I have yet to hear if there is any physical evidence of incoming fire, or if the entire rationale for the shooting is the slow and close approach of the white KIA. If there is, everything changes, if not then the question is whether the guard who first shot at the white KIA honestly and reasonably believed the car was a bomb. If he did, then the initial shooting is justified. The rest of the actions as they sought, in their minds, to break contact were a continuation of that same belief bolstered by the sound of automatic gunfire (even if it was only theirs).
The case has many procedural difficulties, the primary being the law they are charged under does not apply to them, only to DoD contractors and military personnel and they are clearly State Department contractors. That alone should torpedo this, and regardless of the guilt or innocence of these men, using this law is a travesty.
TSO points out something I missed the first time through.
Did you read the second and third lines of page 2? What the shit is this?
“were employed by theoutside the US as defined by 18 USC 3267(1)”…
What a complete crock of shit. When did DoS become the Armed Forces?
He adds the relevant Code
(1) The term “employed by the outside the United States” means—
(ii) a contractor (including a subcontractor at any tier) of—

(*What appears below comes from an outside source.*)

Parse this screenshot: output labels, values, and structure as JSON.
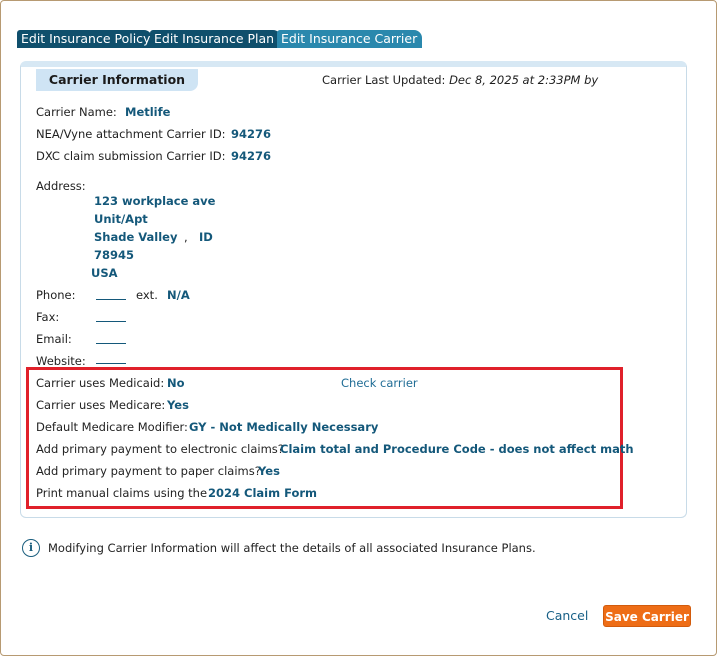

So unless the State Department is a subordinate unit of DoD, or they have subordinated their mission to DoD's then Blackwater employees definitely do not fall under this description. This is a case of the prosecutors attempting to steal a march by making their own incorrect finding that they were members of the Armed Forces. If say a Department of Energy contractor was sent along with a military team to help recover a nuke and he has a shoot out, that might fit this definition, but BW's guys absolutely not. The prosecutors also claim that since the military would have to guard the diplomats if BW didn't then they are performing a military function. BS again, State does not want military guards specifically to avoid being dependent on DoD. If it wasn't BW it would be GS civilians not soldiers.